TASK PROMPT:
Would you count the lines of the listing that carry the word "JSON"? Give only the resulting number.

___ GIVEN ENTRIES

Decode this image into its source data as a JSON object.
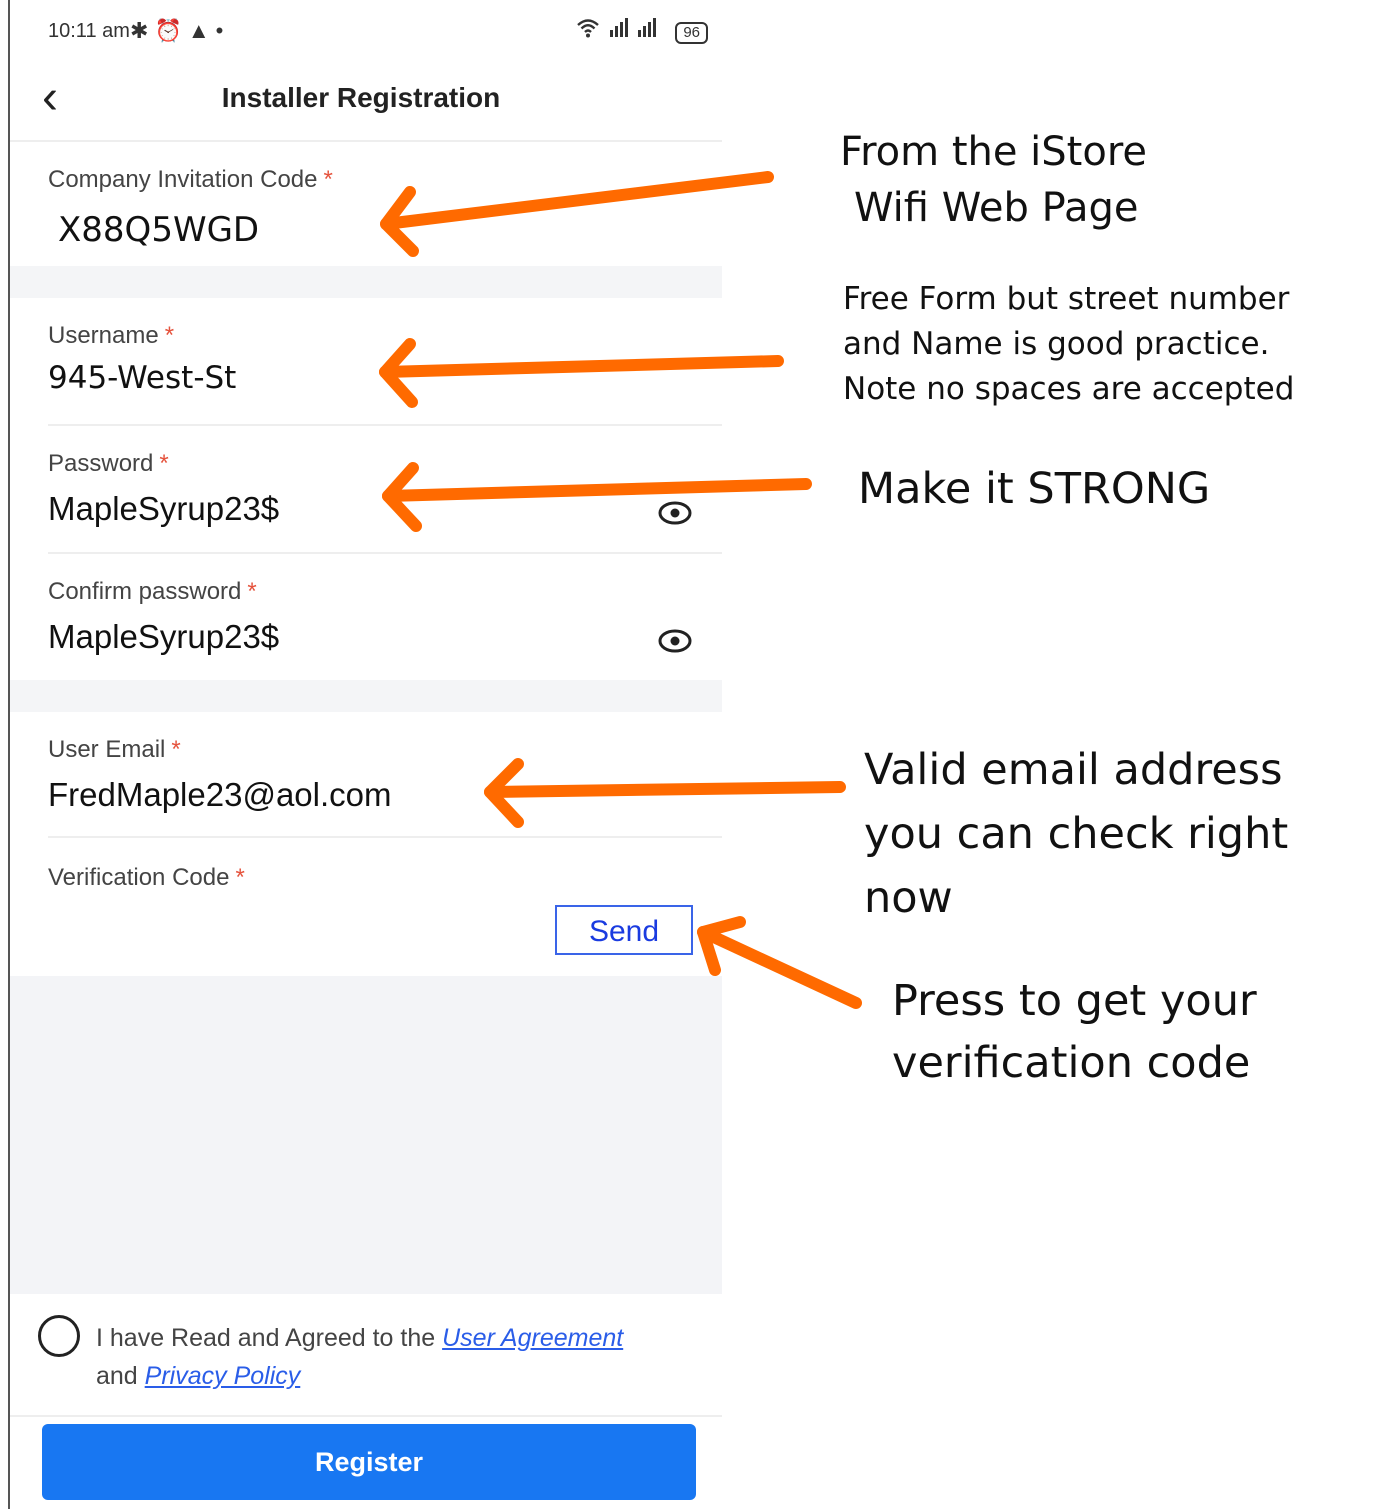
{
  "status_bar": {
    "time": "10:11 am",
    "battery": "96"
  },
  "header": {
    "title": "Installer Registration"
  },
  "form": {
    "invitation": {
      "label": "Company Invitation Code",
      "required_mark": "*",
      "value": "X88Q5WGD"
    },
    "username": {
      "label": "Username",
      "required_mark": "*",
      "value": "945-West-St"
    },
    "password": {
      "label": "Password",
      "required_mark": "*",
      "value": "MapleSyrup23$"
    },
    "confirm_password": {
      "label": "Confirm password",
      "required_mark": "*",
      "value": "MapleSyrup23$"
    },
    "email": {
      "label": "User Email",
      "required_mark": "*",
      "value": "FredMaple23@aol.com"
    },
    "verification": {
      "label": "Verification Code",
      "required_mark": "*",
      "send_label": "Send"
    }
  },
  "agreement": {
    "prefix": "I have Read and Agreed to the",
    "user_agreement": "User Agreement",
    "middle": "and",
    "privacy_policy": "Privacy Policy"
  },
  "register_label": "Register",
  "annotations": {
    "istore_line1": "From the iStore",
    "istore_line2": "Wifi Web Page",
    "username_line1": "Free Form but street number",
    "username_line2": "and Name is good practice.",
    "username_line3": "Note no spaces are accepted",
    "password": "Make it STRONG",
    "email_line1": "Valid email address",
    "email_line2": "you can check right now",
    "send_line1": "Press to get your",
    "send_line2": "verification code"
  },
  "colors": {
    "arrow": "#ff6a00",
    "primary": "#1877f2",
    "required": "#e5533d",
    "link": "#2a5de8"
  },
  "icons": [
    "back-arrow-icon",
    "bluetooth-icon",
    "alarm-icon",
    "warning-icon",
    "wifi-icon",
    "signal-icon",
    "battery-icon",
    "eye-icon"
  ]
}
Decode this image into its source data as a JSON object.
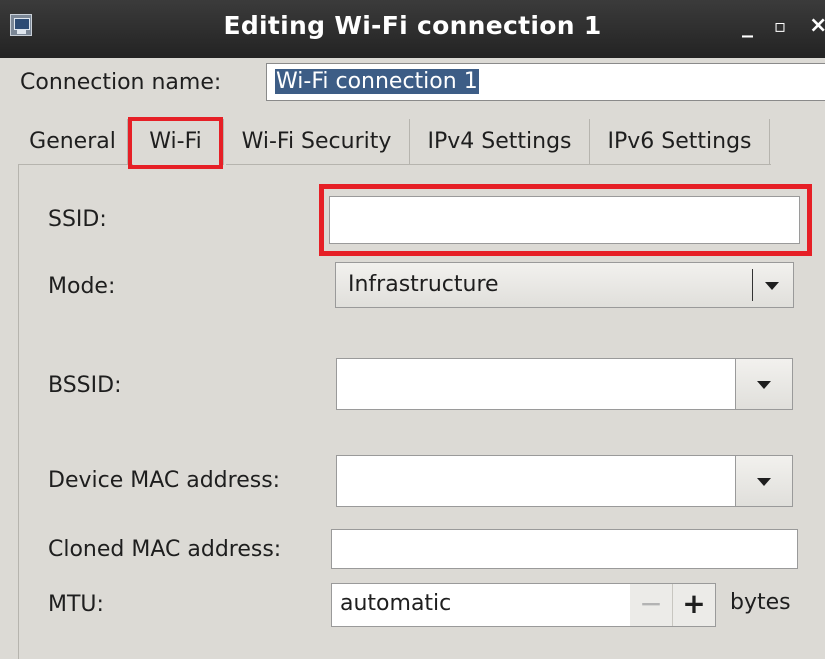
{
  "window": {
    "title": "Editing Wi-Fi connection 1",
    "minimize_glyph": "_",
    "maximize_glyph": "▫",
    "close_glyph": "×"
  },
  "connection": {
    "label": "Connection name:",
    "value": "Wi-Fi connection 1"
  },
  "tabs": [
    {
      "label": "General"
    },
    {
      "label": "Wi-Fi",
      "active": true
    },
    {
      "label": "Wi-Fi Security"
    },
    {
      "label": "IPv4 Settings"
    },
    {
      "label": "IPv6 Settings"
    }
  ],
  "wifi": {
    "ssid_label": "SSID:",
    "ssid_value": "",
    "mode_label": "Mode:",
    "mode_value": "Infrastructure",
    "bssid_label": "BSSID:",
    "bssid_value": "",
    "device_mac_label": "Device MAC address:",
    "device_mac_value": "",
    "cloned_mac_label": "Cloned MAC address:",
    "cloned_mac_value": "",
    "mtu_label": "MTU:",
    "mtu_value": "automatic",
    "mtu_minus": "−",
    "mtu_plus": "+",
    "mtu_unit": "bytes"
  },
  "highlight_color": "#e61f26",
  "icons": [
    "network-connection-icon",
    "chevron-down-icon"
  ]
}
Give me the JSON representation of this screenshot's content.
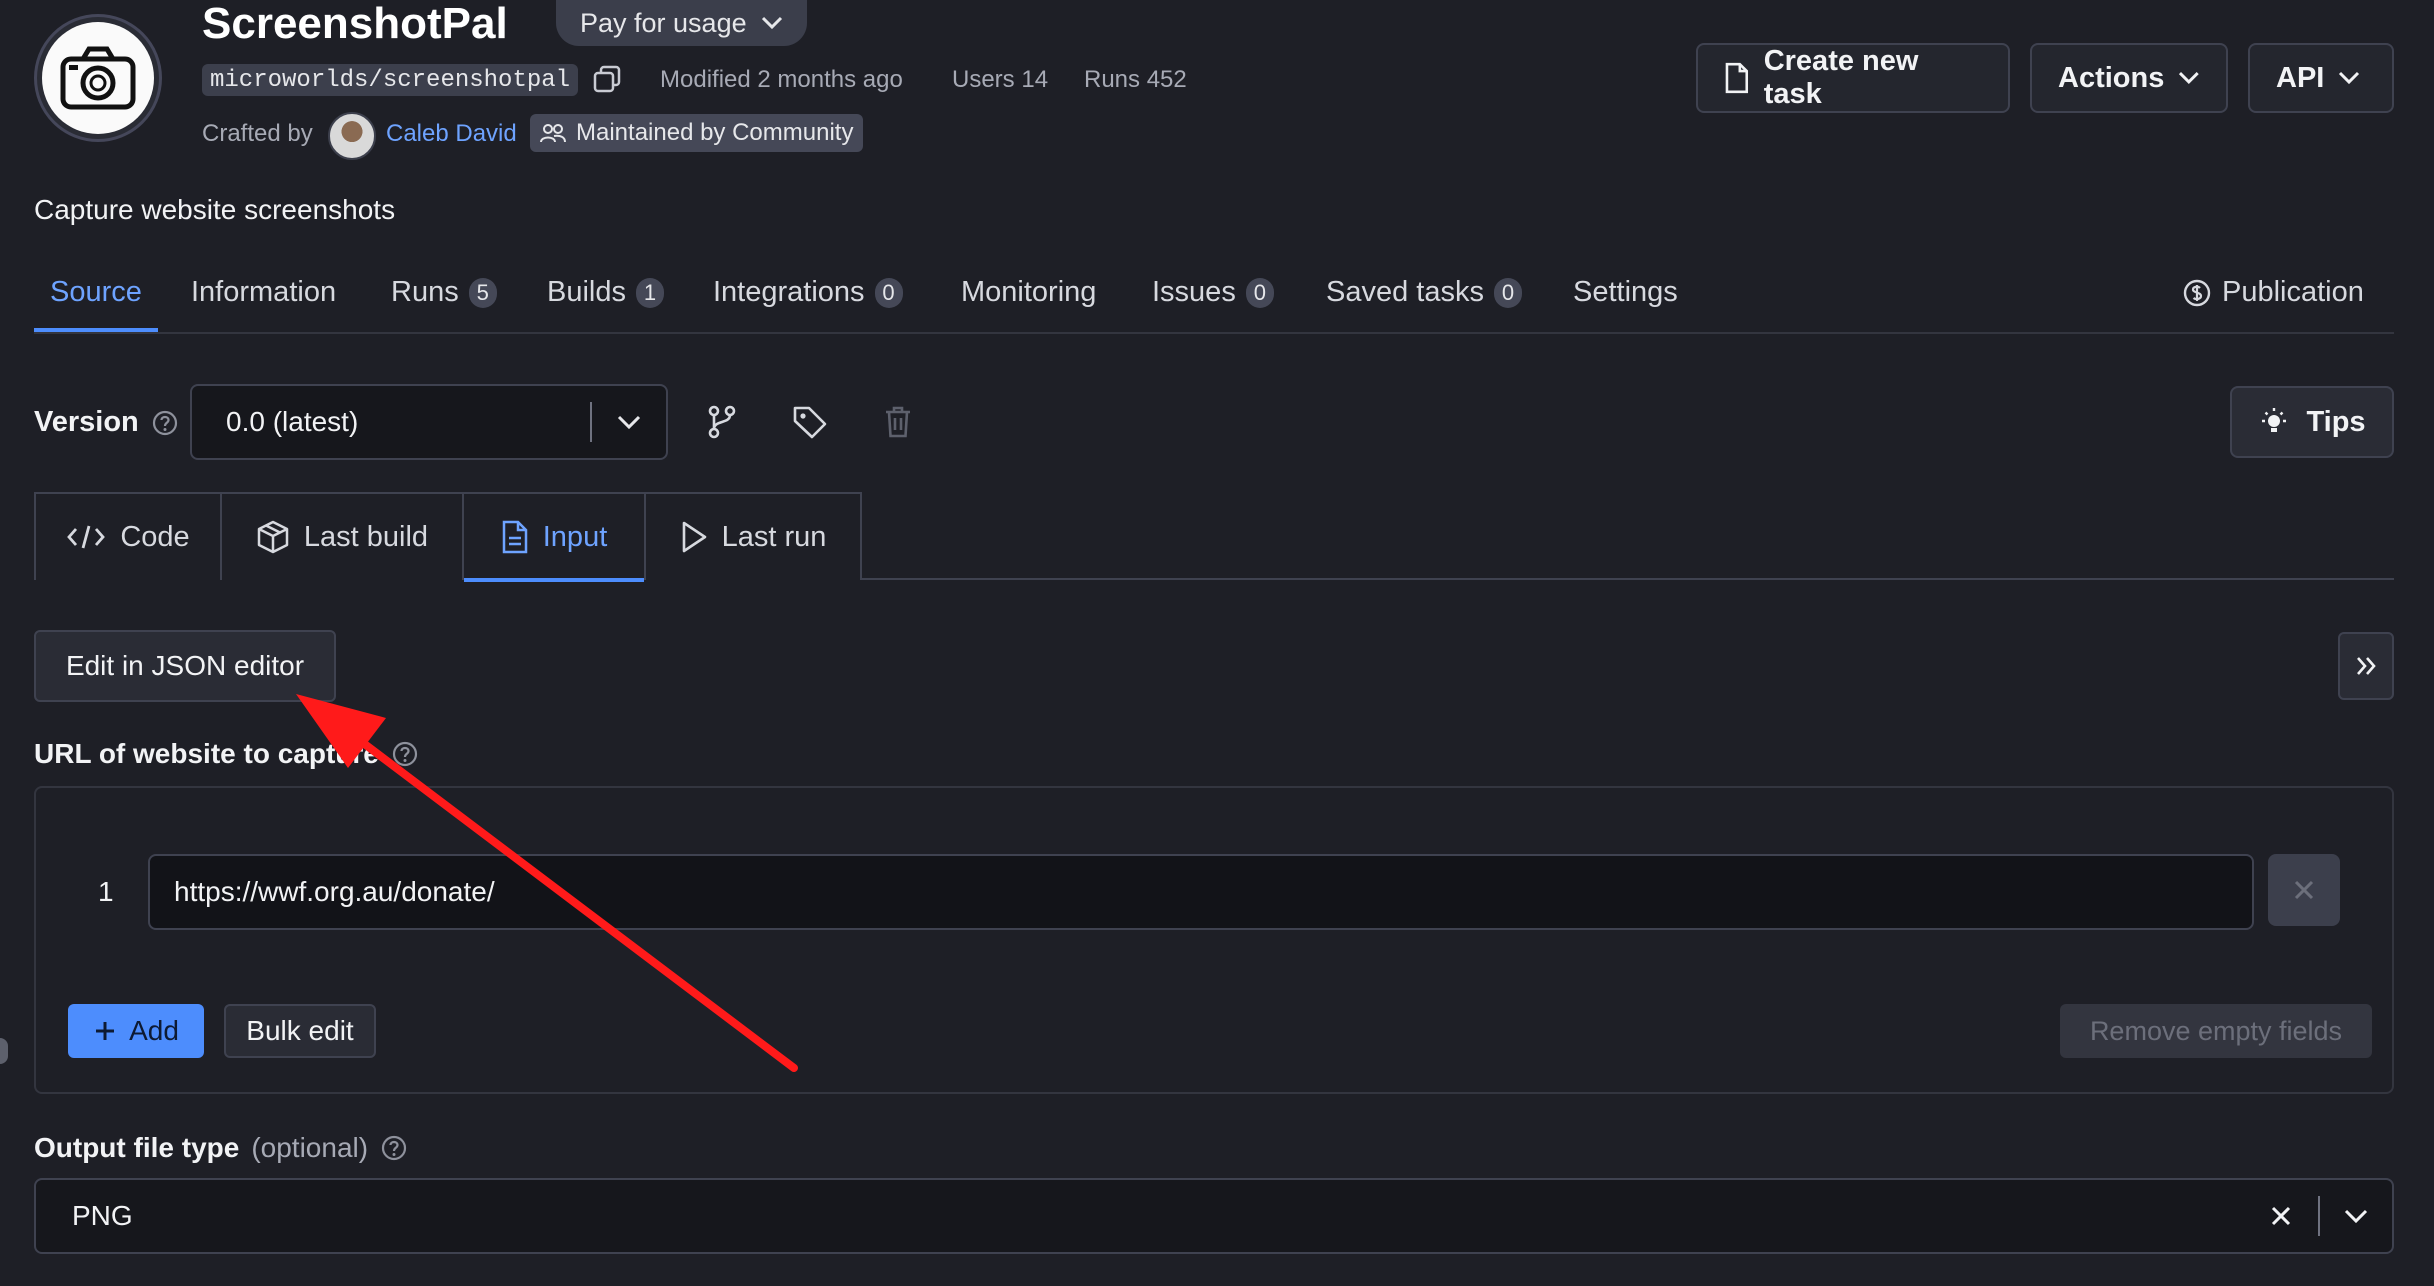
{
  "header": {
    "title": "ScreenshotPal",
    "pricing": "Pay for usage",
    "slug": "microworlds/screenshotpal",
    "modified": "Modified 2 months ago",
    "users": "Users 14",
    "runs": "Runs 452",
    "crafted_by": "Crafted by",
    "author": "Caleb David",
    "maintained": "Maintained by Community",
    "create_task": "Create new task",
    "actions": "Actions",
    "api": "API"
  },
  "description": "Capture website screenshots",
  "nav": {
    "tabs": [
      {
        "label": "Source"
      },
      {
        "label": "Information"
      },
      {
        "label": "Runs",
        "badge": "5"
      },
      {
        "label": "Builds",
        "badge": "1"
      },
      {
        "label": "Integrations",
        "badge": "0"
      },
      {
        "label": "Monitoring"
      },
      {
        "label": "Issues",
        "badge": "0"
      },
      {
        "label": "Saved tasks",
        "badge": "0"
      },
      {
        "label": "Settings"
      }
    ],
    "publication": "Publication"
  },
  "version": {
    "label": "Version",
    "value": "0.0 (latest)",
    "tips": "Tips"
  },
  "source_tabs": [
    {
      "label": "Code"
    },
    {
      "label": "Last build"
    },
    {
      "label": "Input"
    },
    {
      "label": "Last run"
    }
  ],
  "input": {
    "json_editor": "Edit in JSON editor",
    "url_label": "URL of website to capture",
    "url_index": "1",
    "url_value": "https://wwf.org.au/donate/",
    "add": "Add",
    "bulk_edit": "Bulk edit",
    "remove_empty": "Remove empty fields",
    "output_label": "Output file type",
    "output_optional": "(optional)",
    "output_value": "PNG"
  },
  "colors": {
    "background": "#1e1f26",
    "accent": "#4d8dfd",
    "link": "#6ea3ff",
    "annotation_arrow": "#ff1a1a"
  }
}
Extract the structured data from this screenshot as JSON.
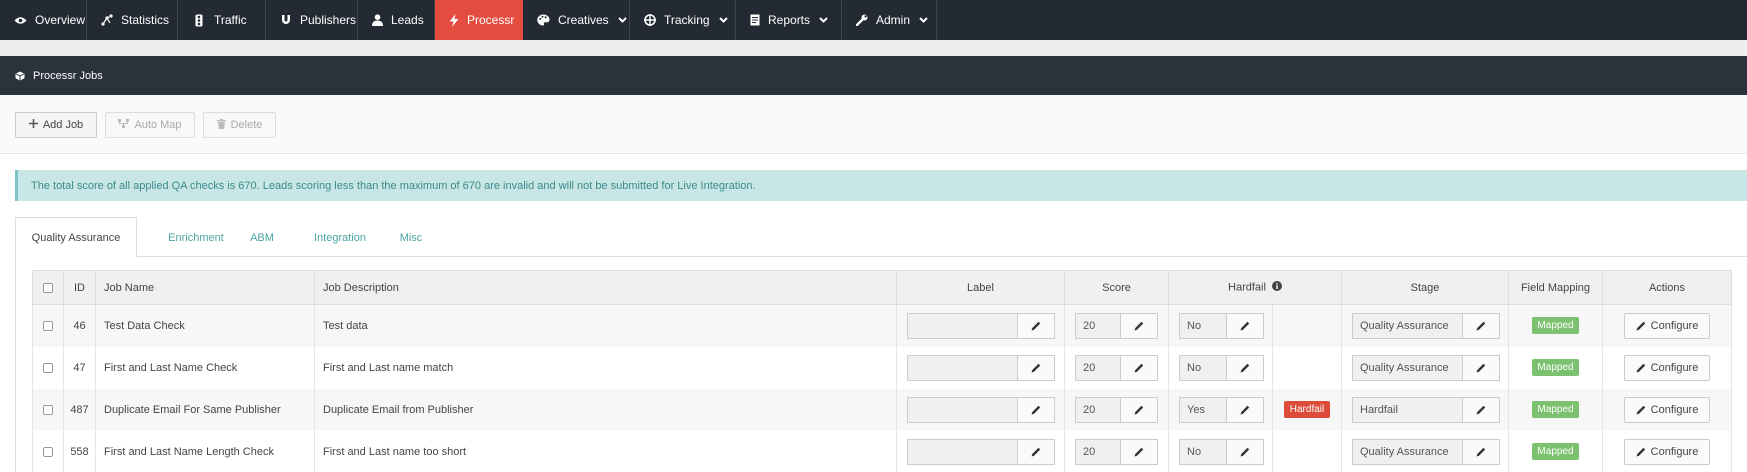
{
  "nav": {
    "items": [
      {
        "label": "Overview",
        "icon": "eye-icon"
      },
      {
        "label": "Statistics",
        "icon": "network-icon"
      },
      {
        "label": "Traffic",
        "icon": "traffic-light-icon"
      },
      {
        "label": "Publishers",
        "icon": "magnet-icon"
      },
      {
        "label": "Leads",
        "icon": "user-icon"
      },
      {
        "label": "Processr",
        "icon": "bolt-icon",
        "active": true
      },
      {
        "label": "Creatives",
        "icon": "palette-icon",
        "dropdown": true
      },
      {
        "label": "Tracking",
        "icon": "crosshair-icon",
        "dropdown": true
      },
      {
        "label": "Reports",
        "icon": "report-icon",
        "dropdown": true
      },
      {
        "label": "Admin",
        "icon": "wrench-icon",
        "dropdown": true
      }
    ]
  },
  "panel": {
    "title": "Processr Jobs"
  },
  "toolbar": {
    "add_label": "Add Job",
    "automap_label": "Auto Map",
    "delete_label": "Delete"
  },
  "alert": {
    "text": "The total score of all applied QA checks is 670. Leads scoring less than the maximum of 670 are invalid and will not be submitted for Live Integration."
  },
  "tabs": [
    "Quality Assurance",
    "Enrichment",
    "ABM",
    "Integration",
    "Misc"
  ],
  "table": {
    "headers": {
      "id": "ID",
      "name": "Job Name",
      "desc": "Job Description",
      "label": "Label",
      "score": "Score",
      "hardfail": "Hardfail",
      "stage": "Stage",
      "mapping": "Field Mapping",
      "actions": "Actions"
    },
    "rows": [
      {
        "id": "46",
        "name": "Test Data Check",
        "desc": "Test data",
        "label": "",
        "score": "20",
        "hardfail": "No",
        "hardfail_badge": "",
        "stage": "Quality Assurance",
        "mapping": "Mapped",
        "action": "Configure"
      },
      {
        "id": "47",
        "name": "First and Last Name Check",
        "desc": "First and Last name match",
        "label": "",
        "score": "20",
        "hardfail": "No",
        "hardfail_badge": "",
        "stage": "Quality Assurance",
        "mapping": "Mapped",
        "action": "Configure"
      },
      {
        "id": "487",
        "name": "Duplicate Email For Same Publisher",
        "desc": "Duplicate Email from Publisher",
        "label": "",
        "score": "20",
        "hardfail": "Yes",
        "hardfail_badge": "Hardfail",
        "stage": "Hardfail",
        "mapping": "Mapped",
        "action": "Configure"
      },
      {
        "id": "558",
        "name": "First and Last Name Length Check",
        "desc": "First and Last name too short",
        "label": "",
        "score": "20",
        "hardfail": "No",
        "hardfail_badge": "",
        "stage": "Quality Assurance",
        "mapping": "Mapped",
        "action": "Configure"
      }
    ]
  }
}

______

TASK SOLUTION:
5